Islamorada Village Council members set to convene for a meeting Thursday, Dec. 17, will discuss challenges to creating new affordable housing and a possible solution through use of accessory dwelling units. Village staff will look for direction from council during the meeting on whether to proceed with the concept of internal ADUs as affordable housing in existing single-family units.
Councilman Mark Gregg will bring forth the matter to explore the option that provides additional living quarters, typically on a single-family lot, that are independent of the primary dwelling unit. An ADU can be an apartment within a primary residence. Or it can be an attached or freestanding home on the same lot as the primary residence.
Referred commonly as granny or mother-in-law flats, they are also known as accessory apartments, garage apartments and backyard cottages. ADUs were a common feature of early 20th century development in America, but their use subsided with the onset of the single-family suburb.
Eighteen affordable housing allocations are available in the village until 2023, and this includes six allocations established for 2021 through BPAS (building permit allocation system) and three rollover allocations from 2020. The village says a number of new affordable housing projects have come forth that need 50 affordable housing allocations. If the village used the remaining allocation for the remaining years until 2023, there will be a shortage in meeting immediate demand.
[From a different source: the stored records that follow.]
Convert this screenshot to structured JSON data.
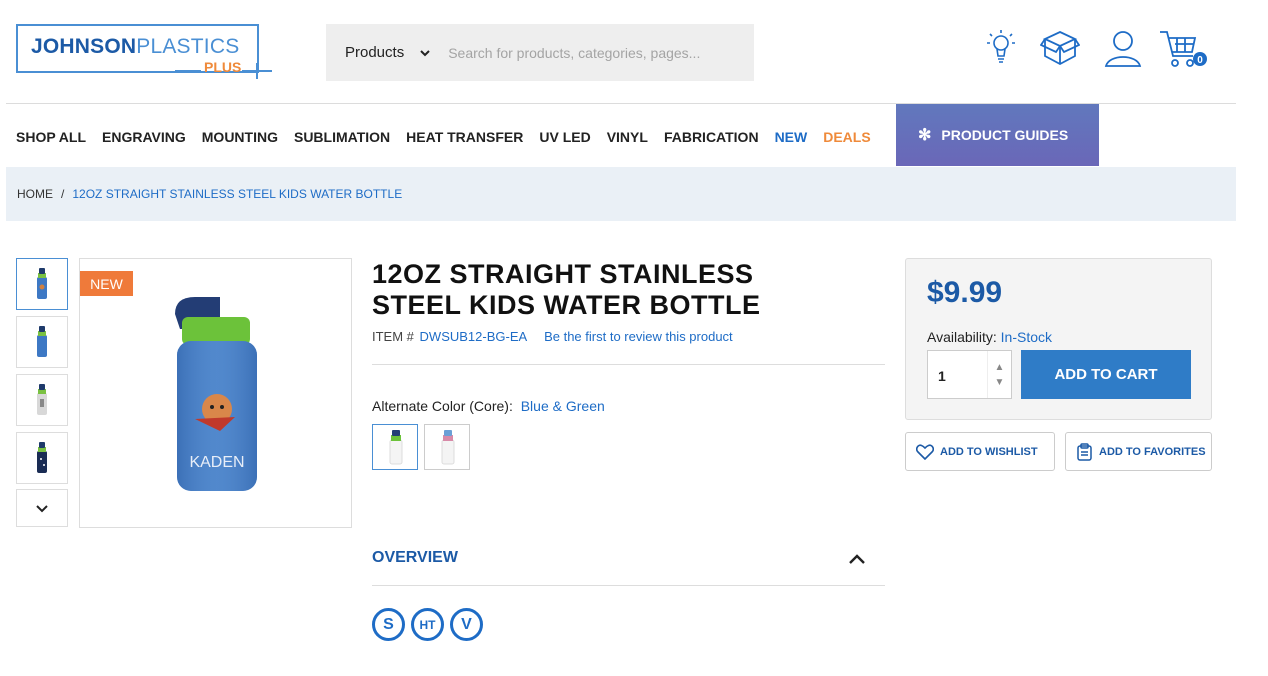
{
  "header": {
    "logo": {
      "word1": "JOHNSON",
      "word2": "PLASTICS",
      "sub": "PLUS"
    },
    "search": {
      "category": "Products",
      "placeholder": "Search for products, categories, pages..."
    },
    "cart_count": "0"
  },
  "nav": {
    "items": [
      "SHOP ALL",
      "ENGRAVING",
      "MOUNTING",
      "SUBLIMATION",
      "HEAT TRANSFER",
      "UV LED",
      "VINYL",
      "FABRICATION",
      "NEW",
      "DEALS"
    ],
    "guides": "PRODUCT GUIDES"
  },
  "breadcrumb": {
    "home": "HOME",
    "separator": "/",
    "current": "12OZ STRAIGHT STAINLESS STEEL KIDS WATER BOTTLE"
  },
  "gallery": {
    "badge": "NEW"
  },
  "product": {
    "title": "12OZ STRAIGHT STAINLESS STEEL KIDS WATER BOTTLE",
    "item_label": "ITEM #",
    "sku": "DWSUB12-BG-EA",
    "review_link": "Be the first to review this product",
    "alt_color_label": "Alternate Color (Core):",
    "alt_color_value": "Blue & Green",
    "overview_label": "OVERVIEW",
    "badges": [
      "S",
      "HT",
      "V"
    ],
    "bottle_name": "KADEN"
  },
  "purchase": {
    "price": "$9.99",
    "availability_label": "Availability:",
    "availability_value": "In-Stock",
    "quantity": "1",
    "add_to_cart": "ADD TO CART",
    "wishlist": "ADD TO WISHLIST",
    "favorites": "ADD TO FAVORITES"
  },
  "colors": {
    "brand_blue": "#1c5aa6",
    "accent_orange": "#ef8a3a",
    "cart_button": "#2f7cc7"
  }
}
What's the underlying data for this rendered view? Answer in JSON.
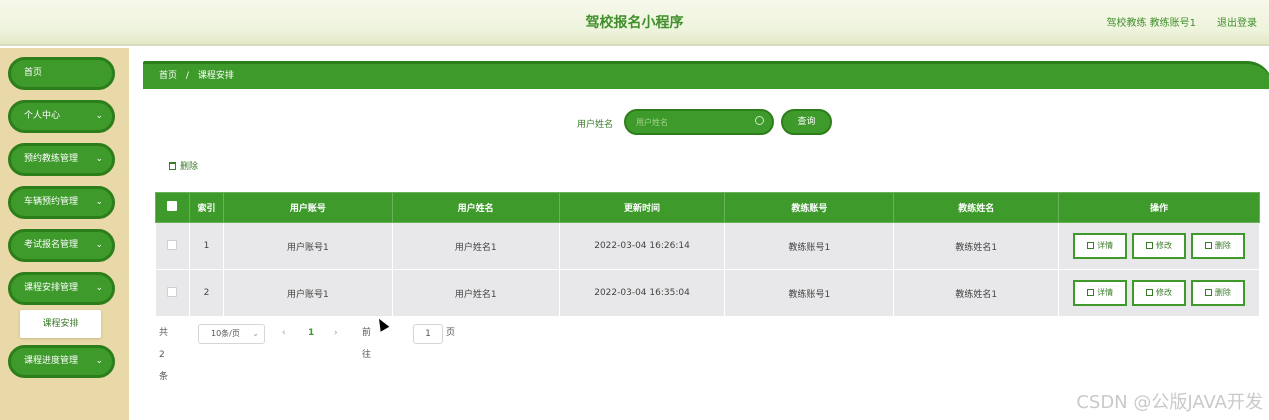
{
  "header": {
    "title": "驾校报名小程序",
    "user": "驾校教练 教练账号1",
    "logout": "退出登录"
  },
  "sidebar": {
    "items": [
      {
        "label": "首页",
        "has_chevron": false
      },
      {
        "label": "个人中心",
        "has_chevron": true
      },
      {
        "label": "预约教练管理",
        "has_chevron": true
      },
      {
        "label": "车辆预约管理",
        "has_chevron": true
      },
      {
        "label": "考试报名管理",
        "has_chevron": true
      },
      {
        "label": "课程安排管理",
        "has_chevron": true
      },
      {
        "label": "课程进度管理",
        "has_chevron": true
      }
    ],
    "sub_item": "课程安排",
    "chevron": "⌄"
  },
  "breadcrumb": {
    "home": "首页",
    "sep": "/",
    "current": "课程安排"
  },
  "search": {
    "label": "用户姓名",
    "placeholder": "用户姓名",
    "button": "查询"
  },
  "toolbar": {
    "delete": "删除"
  },
  "table": {
    "headers": [
      "索引",
      "用户账号",
      "用户姓名",
      "更新时间",
      "教练账号",
      "教练姓名",
      "操作"
    ],
    "rows": [
      {
        "index": "1",
        "user_account": "用户账号1",
        "user_name": "用户姓名1",
        "updated": "2022-03-04 16:26:14",
        "coach_account": "教练账号1",
        "coach_name": "教练姓名1"
      },
      {
        "index": "2",
        "user_account": "用户账号1",
        "user_name": "用户姓名1",
        "updated": "2022-03-04 16:35:04",
        "coach_account": "教练账号1",
        "coach_name": "教练姓名1"
      }
    ],
    "actions": {
      "detail": "详情",
      "edit": "修改",
      "delete": "删除"
    }
  },
  "pagination": {
    "total": "共 2 条",
    "page_size": "10条/页",
    "prev": "‹",
    "current_page": "1",
    "next": "›",
    "goto_label": "前往",
    "goto_value": "1",
    "page_unit": "页"
  },
  "watermark": "CSDN @公版JAVA开发",
  "colors": {
    "primary": "#3e9a2b",
    "primary_dark": "#2c7e1b",
    "sidebar_bg": "#ead9a8",
    "header_bg": "#eef3dc"
  }
}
The village does have provisions for “caretaker’s cottages,” which are detached, deed-restricted affordable housing units. However, these units can only be located within the residential conservation and residential low category of the future land use element of the comprehensive plan.
In examining the ADU concept, a village memorandum states that the idea is to permit the downstairs unit of existing single-family homes to serve as affordable residential units.
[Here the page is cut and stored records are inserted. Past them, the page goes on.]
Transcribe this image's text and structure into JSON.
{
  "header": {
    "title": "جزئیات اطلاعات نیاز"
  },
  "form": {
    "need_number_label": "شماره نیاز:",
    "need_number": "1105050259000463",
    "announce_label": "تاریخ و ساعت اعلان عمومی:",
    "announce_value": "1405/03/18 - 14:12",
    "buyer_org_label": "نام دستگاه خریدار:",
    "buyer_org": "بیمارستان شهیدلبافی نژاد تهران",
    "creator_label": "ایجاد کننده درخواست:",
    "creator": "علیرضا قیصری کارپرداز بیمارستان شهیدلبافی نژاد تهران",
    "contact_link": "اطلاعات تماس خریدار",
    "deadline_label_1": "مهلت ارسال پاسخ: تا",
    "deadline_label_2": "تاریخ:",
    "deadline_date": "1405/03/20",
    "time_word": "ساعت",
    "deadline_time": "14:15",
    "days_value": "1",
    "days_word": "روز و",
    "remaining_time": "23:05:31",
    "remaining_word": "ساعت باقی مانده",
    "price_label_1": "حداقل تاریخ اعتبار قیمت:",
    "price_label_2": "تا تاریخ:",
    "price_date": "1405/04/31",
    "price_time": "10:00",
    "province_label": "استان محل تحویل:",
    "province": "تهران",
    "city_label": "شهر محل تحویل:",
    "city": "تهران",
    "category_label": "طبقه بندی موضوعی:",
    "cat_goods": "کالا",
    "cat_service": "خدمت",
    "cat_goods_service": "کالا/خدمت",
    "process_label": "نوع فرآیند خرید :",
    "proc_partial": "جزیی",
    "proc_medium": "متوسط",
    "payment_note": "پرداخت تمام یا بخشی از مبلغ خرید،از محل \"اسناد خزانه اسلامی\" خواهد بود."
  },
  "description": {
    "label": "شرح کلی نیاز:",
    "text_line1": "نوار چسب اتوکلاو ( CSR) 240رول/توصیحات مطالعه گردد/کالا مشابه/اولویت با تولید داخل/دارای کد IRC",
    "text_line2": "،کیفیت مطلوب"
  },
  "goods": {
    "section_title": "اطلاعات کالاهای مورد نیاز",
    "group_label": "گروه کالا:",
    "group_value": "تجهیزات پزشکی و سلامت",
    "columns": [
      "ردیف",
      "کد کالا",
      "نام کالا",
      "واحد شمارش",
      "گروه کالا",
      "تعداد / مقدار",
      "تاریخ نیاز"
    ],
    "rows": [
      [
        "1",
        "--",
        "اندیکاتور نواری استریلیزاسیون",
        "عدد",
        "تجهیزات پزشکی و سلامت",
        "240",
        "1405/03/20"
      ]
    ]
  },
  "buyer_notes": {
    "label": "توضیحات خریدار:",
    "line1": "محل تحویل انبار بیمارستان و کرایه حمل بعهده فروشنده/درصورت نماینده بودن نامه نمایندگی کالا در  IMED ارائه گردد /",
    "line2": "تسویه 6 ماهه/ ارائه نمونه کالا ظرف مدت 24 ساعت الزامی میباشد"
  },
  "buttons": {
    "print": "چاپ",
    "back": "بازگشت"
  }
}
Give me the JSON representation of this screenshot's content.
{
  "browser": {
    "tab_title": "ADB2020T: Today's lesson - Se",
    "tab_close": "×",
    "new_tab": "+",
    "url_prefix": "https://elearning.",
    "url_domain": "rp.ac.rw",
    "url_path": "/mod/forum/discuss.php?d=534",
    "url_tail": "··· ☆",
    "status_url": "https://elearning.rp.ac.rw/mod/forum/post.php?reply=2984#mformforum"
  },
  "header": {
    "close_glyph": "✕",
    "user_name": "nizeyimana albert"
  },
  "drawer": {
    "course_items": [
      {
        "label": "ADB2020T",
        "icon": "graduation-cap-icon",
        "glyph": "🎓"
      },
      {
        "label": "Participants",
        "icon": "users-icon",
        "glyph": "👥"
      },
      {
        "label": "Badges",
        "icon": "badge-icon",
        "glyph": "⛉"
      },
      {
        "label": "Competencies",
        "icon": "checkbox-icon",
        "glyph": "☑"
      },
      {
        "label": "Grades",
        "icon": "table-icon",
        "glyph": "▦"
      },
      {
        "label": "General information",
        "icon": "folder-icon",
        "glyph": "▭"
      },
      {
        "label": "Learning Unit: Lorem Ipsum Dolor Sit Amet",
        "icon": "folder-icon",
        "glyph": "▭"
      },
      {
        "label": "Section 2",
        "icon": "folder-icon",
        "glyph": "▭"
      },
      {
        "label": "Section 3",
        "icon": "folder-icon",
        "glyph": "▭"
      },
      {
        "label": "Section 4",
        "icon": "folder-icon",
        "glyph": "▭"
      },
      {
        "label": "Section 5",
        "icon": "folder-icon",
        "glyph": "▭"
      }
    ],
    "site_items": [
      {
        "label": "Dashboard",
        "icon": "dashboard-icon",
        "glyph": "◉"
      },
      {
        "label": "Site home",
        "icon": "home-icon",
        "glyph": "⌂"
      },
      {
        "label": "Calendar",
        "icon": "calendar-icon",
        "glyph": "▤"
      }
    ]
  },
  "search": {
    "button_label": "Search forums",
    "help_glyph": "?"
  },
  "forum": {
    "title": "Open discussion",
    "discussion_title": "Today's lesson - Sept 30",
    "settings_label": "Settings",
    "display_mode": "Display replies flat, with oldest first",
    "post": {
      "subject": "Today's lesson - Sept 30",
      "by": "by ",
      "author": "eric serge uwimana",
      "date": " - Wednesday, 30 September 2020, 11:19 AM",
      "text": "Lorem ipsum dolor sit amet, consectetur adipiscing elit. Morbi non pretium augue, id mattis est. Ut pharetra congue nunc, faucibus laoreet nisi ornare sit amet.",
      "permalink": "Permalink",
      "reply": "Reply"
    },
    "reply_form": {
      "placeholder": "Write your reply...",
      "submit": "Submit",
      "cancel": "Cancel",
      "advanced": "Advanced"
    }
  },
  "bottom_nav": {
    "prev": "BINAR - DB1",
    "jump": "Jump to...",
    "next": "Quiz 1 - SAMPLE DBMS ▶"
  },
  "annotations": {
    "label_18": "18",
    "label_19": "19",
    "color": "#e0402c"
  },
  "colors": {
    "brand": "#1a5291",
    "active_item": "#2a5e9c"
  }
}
“I’m trying to introduce to council and the public to the concept to get them familiar with it and understand what an ADU is or what it could be … and to see how it would function in our community economically and practically,” Gregg said.
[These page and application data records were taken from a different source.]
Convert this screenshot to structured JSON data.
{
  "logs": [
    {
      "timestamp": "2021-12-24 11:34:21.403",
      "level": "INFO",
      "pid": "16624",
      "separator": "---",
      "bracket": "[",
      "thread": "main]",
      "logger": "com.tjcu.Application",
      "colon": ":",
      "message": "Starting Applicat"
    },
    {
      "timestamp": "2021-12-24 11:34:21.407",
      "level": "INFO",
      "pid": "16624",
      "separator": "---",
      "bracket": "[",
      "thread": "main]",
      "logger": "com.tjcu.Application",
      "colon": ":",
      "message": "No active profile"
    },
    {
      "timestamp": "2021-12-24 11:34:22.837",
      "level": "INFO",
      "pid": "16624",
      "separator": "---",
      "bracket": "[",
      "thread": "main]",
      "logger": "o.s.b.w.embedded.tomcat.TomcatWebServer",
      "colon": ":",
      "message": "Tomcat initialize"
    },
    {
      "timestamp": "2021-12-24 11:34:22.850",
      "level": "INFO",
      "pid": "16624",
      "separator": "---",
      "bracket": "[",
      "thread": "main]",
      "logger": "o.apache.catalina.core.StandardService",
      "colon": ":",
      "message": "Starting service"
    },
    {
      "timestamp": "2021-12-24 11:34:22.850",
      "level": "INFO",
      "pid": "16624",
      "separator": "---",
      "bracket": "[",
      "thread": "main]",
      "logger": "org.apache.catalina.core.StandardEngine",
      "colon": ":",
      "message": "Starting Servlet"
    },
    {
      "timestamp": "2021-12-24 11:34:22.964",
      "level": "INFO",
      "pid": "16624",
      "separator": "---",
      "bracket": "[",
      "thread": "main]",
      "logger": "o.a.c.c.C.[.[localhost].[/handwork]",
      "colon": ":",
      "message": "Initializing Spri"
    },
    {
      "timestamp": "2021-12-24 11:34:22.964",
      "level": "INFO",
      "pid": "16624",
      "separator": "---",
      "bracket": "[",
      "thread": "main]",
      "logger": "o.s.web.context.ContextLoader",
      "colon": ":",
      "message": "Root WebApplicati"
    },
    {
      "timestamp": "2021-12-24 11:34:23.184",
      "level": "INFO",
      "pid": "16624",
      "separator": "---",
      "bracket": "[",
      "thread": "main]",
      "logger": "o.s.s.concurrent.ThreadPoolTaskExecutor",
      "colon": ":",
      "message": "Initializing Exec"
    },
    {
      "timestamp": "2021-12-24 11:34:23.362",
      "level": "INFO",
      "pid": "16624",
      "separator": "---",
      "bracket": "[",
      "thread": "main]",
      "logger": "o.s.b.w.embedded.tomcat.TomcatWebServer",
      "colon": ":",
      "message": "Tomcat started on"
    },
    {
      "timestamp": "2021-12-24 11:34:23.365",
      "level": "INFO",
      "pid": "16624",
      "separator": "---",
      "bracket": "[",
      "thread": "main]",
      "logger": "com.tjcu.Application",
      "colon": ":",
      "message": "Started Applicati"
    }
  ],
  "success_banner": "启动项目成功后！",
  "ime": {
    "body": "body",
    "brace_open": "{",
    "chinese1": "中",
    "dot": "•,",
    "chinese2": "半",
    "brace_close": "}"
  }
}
Council will also discuss the village manager search and four options available to village council for the selection process. Following the resignation of then-manager Seth Lawless in late August, council voted to appoint Maria Bassett, finance director, to the position of acting village manager through March 1, 2021. Council can extend Bassett’s service as acting manager if more time is needed to seek a candidate for the full-time position as village manager.
Village staff requested Ken Parker, a volunteer senior advisor with the Florida City and County Managers Association, to remotely participate in the Dec. 17 meeting.
Per communication to council, Parker outlined that the village could hire an executive search team to develop a profile of characteristics the council desires to have in its next manager. The village could also handle the recruitment process internally and be responsible for conducting background checks and verifications.
Other options included working directly with a senior advisor through the recruitment process of selecting an internal candidate without going through a recruitment process.
An update regarding the Florida Department of Transportation’s pedestrian bridge project by Founders Park will be given by Bassett after the village council requested staff compile a timeline of council actions and other events with support documents related to the project.
As for resolutions, council will consider approval of an agreement with the Monroe County Board of County Commissioners for phase 3 CARES Act funding in the amount of $800,000 for partial reimbursement of payroll remitted to its fire rescue personnel. Council will also consider a resolution to authorize the purchase of 146 Sunshine Blvd. for parks and recreation purposes.